These measures can prime our economy, but we will not truly unleash America’s growth potential until we deal with the still-lingering real estate debt overhang—modifying mortgages to relieve financial stress, keep families in their homes, and keep payments flowing to financial creditors.
For those who doubt how policy action can help our economy, take the Obama administration’s 2009 restructuring of the U.S. auto industry—which prevented two Detroit automakers from shutting down. Growing motor vehicles production accounted directly for 9 percent of economic growth in the second quarter after driving 36 percent of economic growth in the first quarter.
Like today’s GDP numbers, the outcome from not doing these things is predictable—more of the same and worse. The choice rests with policymakers in Congress or, if they fail to do the right thing, with voters in November.
Adam Hersh is an Economist with the Economic Policy team at the Center for American Progress.

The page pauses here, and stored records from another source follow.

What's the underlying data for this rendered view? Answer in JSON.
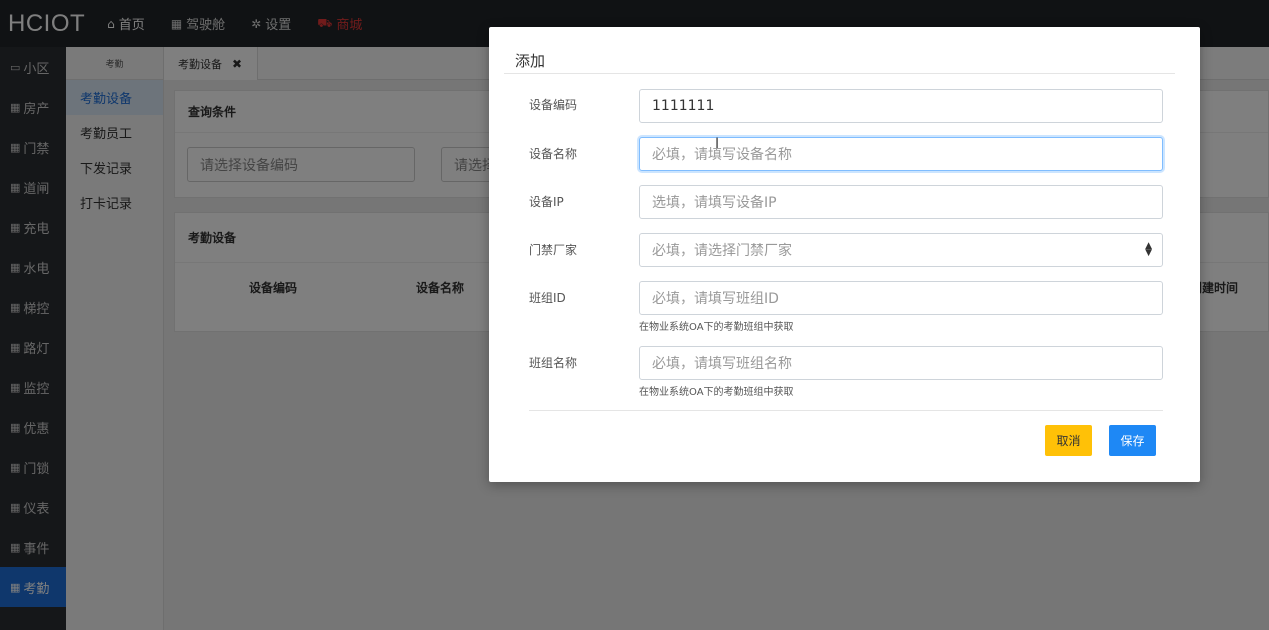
{
  "topbar": {
    "logo": "HCIOT",
    "nav": [
      {
        "icon": "home-icon",
        "glyph": "⌂",
        "label": "首页"
      },
      {
        "icon": "cockpit-icon",
        "glyph": "▦",
        "label": "驾驶舱"
      },
      {
        "icon": "gear-icon",
        "glyph": "✲",
        "label": "设置"
      },
      {
        "icon": "cart-icon",
        "glyph": "⛟",
        "label": "商城"
      }
    ]
  },
  "sidebar": {
    "items": [
      {
        "label": "小区"
      },
      {
        "label": "房产"
      },
      {
        "label": "门禁"
      },
      {
        "label": "道闸"
      },
      {
        "label": "充电"
      },
      {
        "label": "水电"
      },
      {
        "label": "梯控"
      },
      {
        "label": "路灯"
      },
      {
        "label": "监控"
      },
      {
        "label": "优惠"
      },
      {
        "label": "门锁"
      },
      {
        "label": "仪表"
      },
      {
        "label": "事件"
      },
      {
        "label": "考勤"
      }
    ],
    "active_index": 13
  },
  "submenu": {
    "header": "考勤",
    "items": [
      {
        "label": "考勤设备"
      },
      {
        "label": "考勤员工"
      },
      {
        "label": "下发记录"
      },
      {
        "label": "打卡记录"
      }
    ]
  },
  "tabs": {
    "active": {
      "label": "考勤设备",
      "close": "✖"
    }
  },
  "query": {
    "title": "查询条件",
    "input1_placeholder": "请选择设备编码",
    "input2_placeholder": "请选择"
  },
  "list": {
    "title": "考勤设备",
    "columns": [
      "设备编码",
      "设备名称",
      "创建时间"
    ]
  },
  "modal": {
    "title": "添加",
    "fields": [
      {
        "label": "设备编码",
        "value": "1111111",
        "placeholder": ""
      },
      {
        "label": "设备名称",
        "value": "",
        "placeholder": "必填，请填写设备名称"
      },
      {
        "label": "设备IP",
        "value": "",
        "placeholder": "选填，请填写设备IP"
      },
      {
        "label": "门禁厂家",
        "value": "",
        "placeholder": "必填，请选择门禁厂家"
      },
      {
        "label": "班组ID",
        "value": "",
        "placeholder": "必填，请填写班组ID",
        "help": "在物业系统OA下的考勤班组中获取"
      },
      {
        "label": "班组名称",
        "value": "",
        "placeholder": "必填，请填写班组名称",
        "help": "在物业系统OA下的考勤班组中获取"
      }
    ],
    "cancel_label": "取消",
    "save_label": "保存"
  },
  "colors": {
    "topbar": "#212529",
    "sidebar": "#2b2f33",
    "active_blue": "#1e6fd9",
    "cancel": "#ffc107",
    "save": "#1e88f5",
    "shop_red": "#e23636"
  }
}
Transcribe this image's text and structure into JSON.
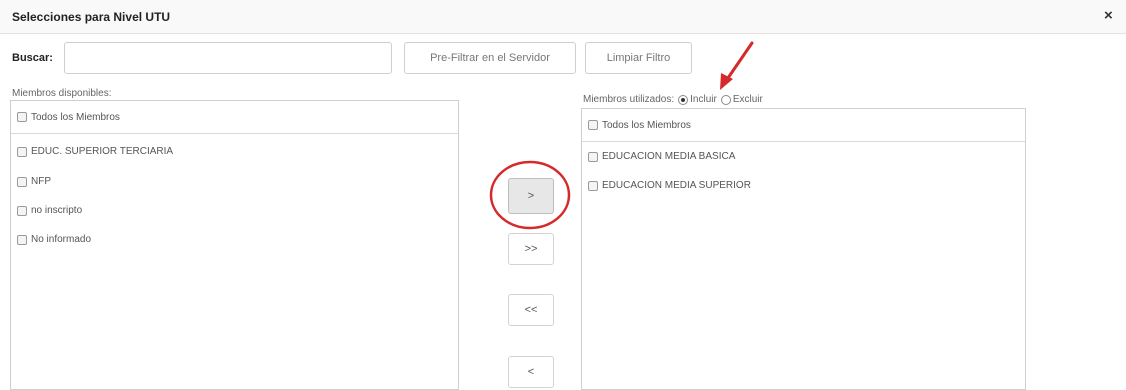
{
  "dialog": {
    "title": "Selecciones para Nivel UTU",
    "close_glyph": "×"
  },
  "search": {
    "label": "Buscar:",
    "value": "",
    "placeholder": "",
    "prefilter_label": "Pre-Filtrar en el Servidor",
    "clear_label": "Limpiar Filtro"
  },
  "available": {
    "label": "Miembros disponibles:",
    "all_label": "Todos los Miembros",
    "items": [
      "EDUC. SUPERIOR TERCIARIA",
      "NFP",
      "no inscripto",
      "No informado"
    ]
  },
  "used": {
    "label": "Miembros utilizados:",
    "include_label": "Incluir",
    "exclude_label": "Excluir",
    "mode": "Incluir",
    "all_label": "Todos los Miembros",
    "items": [
      "EDUCACION MEDIA BASICA",
      "EDUCACION MEDIA SUPERIOR"
    ]
  },
  "move_buttons": {
    "add": ">",
    "add_all": ">>",
    "remove_all": "<<",
    "remove": "<"
  },
  "annotations": {
    "color": "#d42a2a"
  }
}
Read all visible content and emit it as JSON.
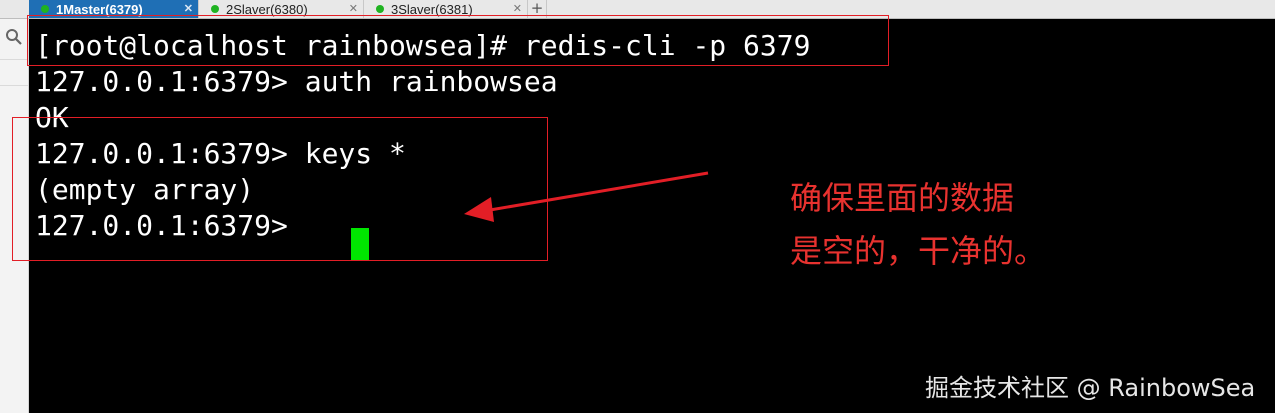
{
  "tabs": [
    {
      "number": "1",
      "title": "Master(6379)",
      "status_color": "#1fb321",
      "active": true
    },
    {
      "number": "2",
      "title": "Slaver(6380)",
      "status_color": "#1fb321",
      "active": false
    },
    {
      "number": "3",
      "title": "Slaver(6381)",
      "status_color": "#1fb321",
      "active": false
    }
  ],
  "terminal": {
    "lines": [
      "[root@localhost rainbowsea]# redis-cli -p 6379",
      "127.0.0.1:6379> auth rainbowsea",
      "OK",
      "127.0.0.1:6379> keys *",
      "(empty array)",
      "127.0.0.1:6379> "
    ]
  },
  "annotation": {
    "line1": "确保里面的数据",
    "line2": "是空的，干净的。"
  },
  "watermark": "掘金技术社区 @ RainbowSea",
  "colors": {
    "terminal_bg": "#000000",
    "terminal_text": "#ffffff",
    "cursor": "#00e600",
    "annotation": "#e21e26",
    "active_tab": "#1f6fb5"
  }
}
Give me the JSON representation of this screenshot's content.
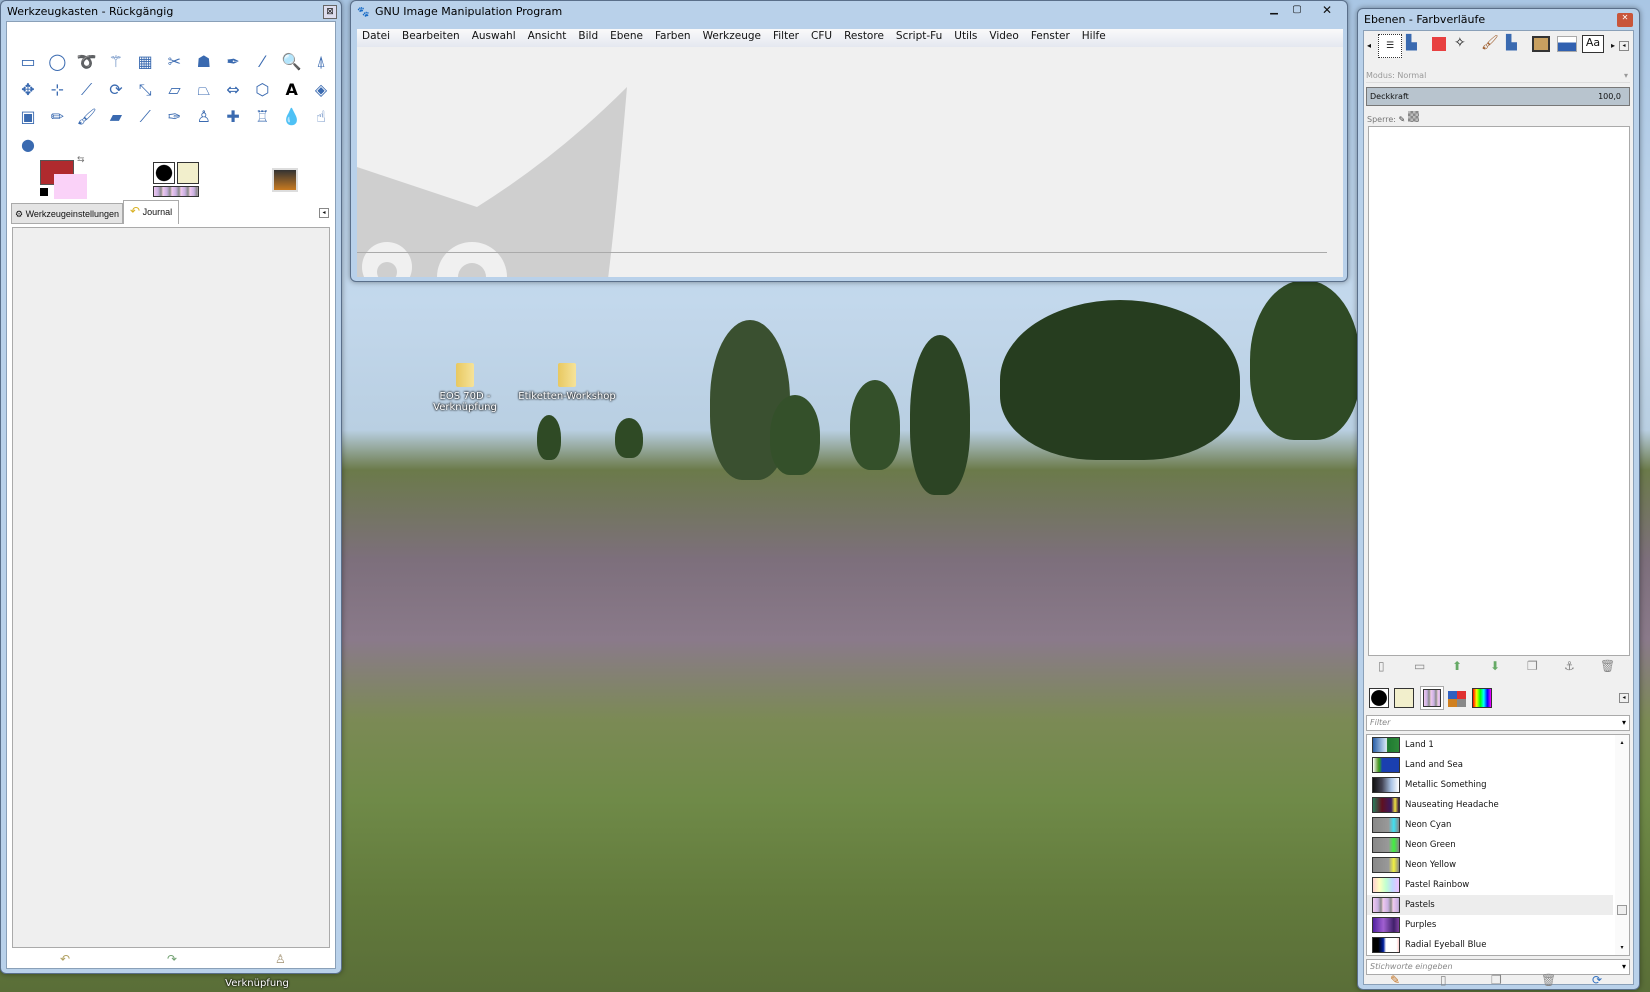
{
  "toolbox": {
    "title": "Werkzeugkasten - Rückgängig",
    "tools": [
      {
        "name": "rect-select",
        "g": "▭"
      },
      {
        "name": "ellipse-select",
        "g": "◯"
      },
      {
        "name": "free-select",
        "g": "➰"
      },
      {
        "name": "fuzzy-select",
        "g": "⚚"
      },
      {
        "name": "color-select",
        "g": "▦"
      },
      {
        "name": "scissors",
        "g": "✂"
      },
      {
        "name": "foreground-select",
        "g": "☗"
      },
      {
        "name": "paths",
        "g": "✒"
      },
      {
        "name": "color-picker",
        "g": "⁄"
      },
      {
        "name": "zoom",
        "g": "🔍"
      },
      {
        "name": "measure",
        "g": "⍋"
      },
      {
        "name": "move",
        "g": "✥"
      },
      {
        "name": "align",
        "g": "⊹"
      },
      {
        "name": "crop",
        "g": "⟋"
      },
      {
        "name": "rotate",
        "g": "⟳"
      },
      {
        "name": "scale",
        "g": "⤡"
      },
      {
        "name": "shear",
        "g": "▱"
      },
      {
        "name": "perspective",
        "g": "⏢"
      },
      {
        "name": "flip",
        "g": "⇔"
      },
      {
        "name": "cage",
        "g": "⬡"
      },
      {
        "name": "text",
        "g": "A"
      },
      {
        "name": "bucket-fill",
        "g": "◈"
      },
      {
        "name": "blend",
        "g": "▣"
      },
      {
        "name": "pencil",
        "g": "✏"
      },
      {
        "name": "paintbrush",
        "g": "🖌"
      },
      {
        "name": "eraser",
        "g": "▰"
      },
      {
        "name": "airbrush",
        "g": "⟋"
      },
      {
        "name": "ink",
        "g": "✑"
      },
      {
        "name": "clone",
        "g": "♙"
      },
      {
        "name": "heal",
        "g": "✚"
      },
      {
        "name": "perspective-clone",
        "g": "♖"
      },
      {
        "name": "blur",
        "g": "💧"
      },
      {
        "name": "smudge",
        "g": "☝"
      },
      {
        "name": "dodge-burn",
        "g": "●"
      }
    ],
    "tabs": [
      "Werkzeugeinstellungen",
      "Journal"
    ]
  },
  "main": {
    "title": "GNU Image Manipulation Program",
    "menu": [
      "Datei",
      "Bearbeiten",
      "Auswahl",
      "Ansicht",
      "Bild",
      "Ebene",
      "Farben",
      "Werkzeuge",
      "Filter",
      "CFU",
      "Restore",
      "Script-Fu",
      "Utils",
      "Video",
      "Fenster",
      "Hilfe"
    ]
  },
  "dock": {
    "title": "Ebenen - Farbverläufe",
    "mode_label": "Modus:",
    "mode_value": "Normal",
    "opacity_label": "Deckkraft",
    "opacity_value": "100,0",
    "lock_label": "Sperre:",
    "filter_placeholder": "Filter",
    "tags_placeholder": "Stichworte eingeben",
    "gradients": [
      {
        "name": "Land 1",
        "c": "linear-gradient(90deg,#2a5fa8,#cfe2f4 50%,#fff 52%,#1e7a30 55%,#2e8a3a)"
      },
      {
        "name": "Land and Sea",
        "c": "linear-gradient(90deg,#fff,#5a9a30 20%,#2ca020 25%,#1a3fb0 35%,#1a3fb0)"
      },
      {
        "name": "Metallic Something",
        "c": "linear-gradient(90deg,#111,#445,#aac4e6 70%,#fff)"
      },
      {
        "name": "Nauseating Headache",
        "c": "linear-gradient(90deg,#2a7a5a,#601020 35%,#3a1a60 70%,#f0e040 85%,#301040)"
      },
      {
        "name": "Neon Cyan",
        "c": "linear-gradient(90deg,#888,#999 60%,#40e0f0 80%,#888)"
      },
      {
        "name": "Neon Green",
        "c": "linear-gradient(90deg,#888,#999 60%,#40f040 80%,#888)"
      },
      {
        "name": "Neon Yellow",
        "c": "linear-gradient(90deg,#888,#999 60%,#f0f040 80%,#888)"
      },
      {
        "name": "Pastel Rainbow",
        "c": "linear-gradient(90deg,#ffd0d0,#ffffc0,#c0ffd0,#c0d8ff,#f0c0ff)"
      },
      {
        "name": "Pastels",
        "c": "repeating-linear-gradient(90deg,#f0c8f0 0,#c8b0e0 5px,#888 8px,#f0d0e0 10px)"
      },
      {
        "name": "Purples",
        "c": "linear-gradient(90deg,#5020a0,#a060d0 40%,#40206a 80%,#8040a0)"
      },
      {
        "name": "Radial Eyeball Blue",
        "c": "linear-gradient(90deg,#000,#000 20%,#0020a0 40%,#fff 50%,#fff 90%,#fcc)"
      }
    ],
    "selected_gradient": 8
  },
  "desktop": {
    "icons": [
      "EOS 70D - Verknüpfung",
      "Etiketten-Workshop"
    ],
    "partial_label": "Verknüpfung"
  }
}
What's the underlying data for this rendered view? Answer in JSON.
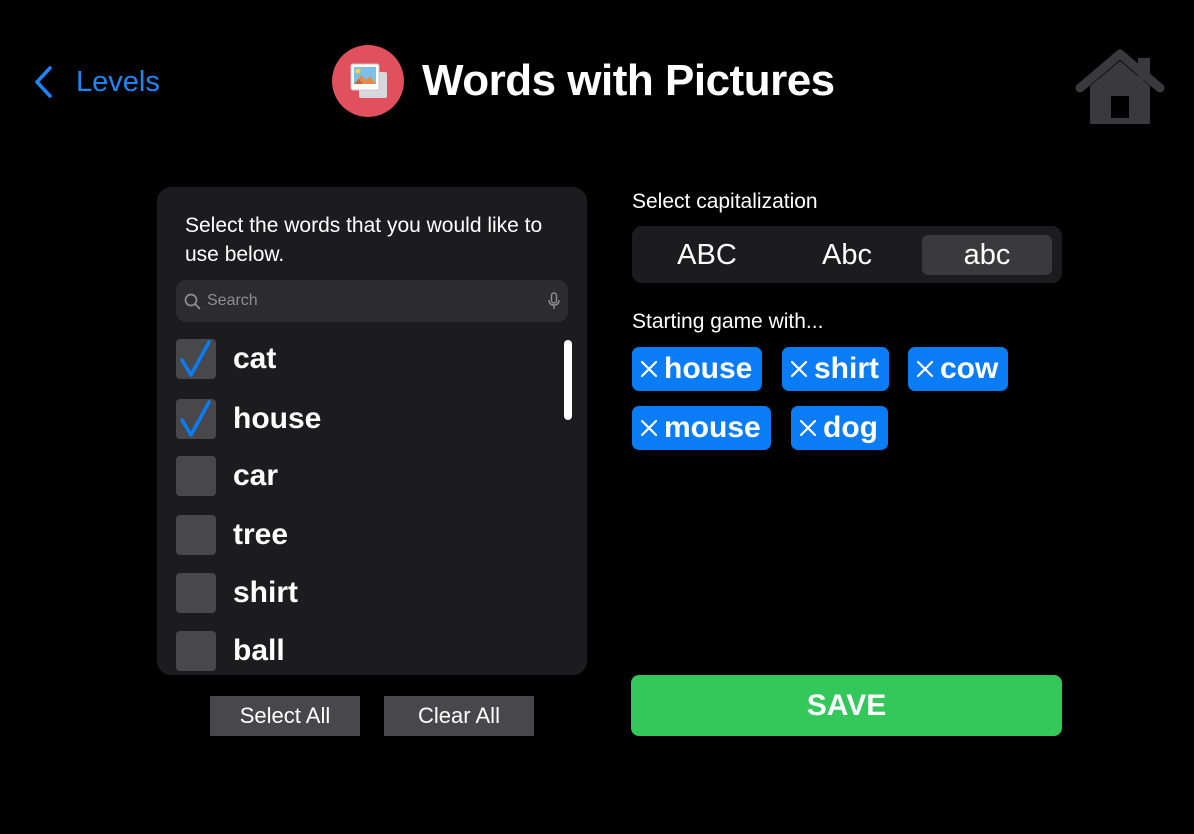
{
  "header": {
    "back_label": "Levels",
    "title": "Words with Pictures",
    "icons": {
      "back": "chevron-left-icon",
      "app": "photos-icon",
      "home": "home-icon"
    }
  },
  "word_panel": {
    "instructions": "Select the words that you would like to use below.",
    "search_placeholder": "Search",
    "words": [
      {
        "label": "cat",
        "checked": true
      },
      {
        "label": "house",
        "checked": true
      },
      {
        "label": "car",
        "checked": false
      },
      {
        "label": "tree",
        "checked": false
      },
      {
        "label": "shirt",
        "checked": false
      },
      {
        "label": "ball",
        "checked": false
      }
    ],
    "select_all_label": "Select All",
    "clear_all_label": "Clear All"
  },
  "capitalization": {
    "label": "Select capitalization",
    "options": [
      "ABC",
      "Abc",
      "abc"
    ],
    "selected": "abc"
  },
  "starting": {
    "label": "Starting game with...",
    "chips": [
      "house",
      "shirt",
      "cow",
      "mouse",
      "dog"
    ]
  },
  "save_label": "SAVE",
  "colors": {
    "accent_blue": "#0a7cf5",
    "link_blue": "#1e85f5",
    "save_green": "#34c759",
    "app_icon_red": "#e0505d"
  }
}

The team’s administrative assistant, Sam Ungar, provided research assistance.
To speak with our experts on this topic, please contact:
Print: Allison Preiss (economy, education, poverty)
202.478.6331 or email@example.com
Print: Tom Caiazza (foreign policy, health care, energy and environment, LGBT issues, gun-violence prevention)
202.481.7141 or firstname.lastname@example.org
Print: Elise Shulman (oceans)
202.796.9705 or email@example.com
Print: Chelsea Kiene (women's issues, Legal Progress, Half in Ten Education Fund)
202.478.5328 or firstname.lastname@example.org
Print: Tanya Arditi (immigration, Progress 2050, race issues, demographics)
202.741.6258 or email@example.com
Spanish-language and ethnic media: Jennifer Molina
202.796.9706 or firstname.lastname@example.org
TV: Rachel Rosen
202.483.2675 or email@example.com
Radio: Chelsea Kiene
202.478.5328 or firstname.lastname@example.org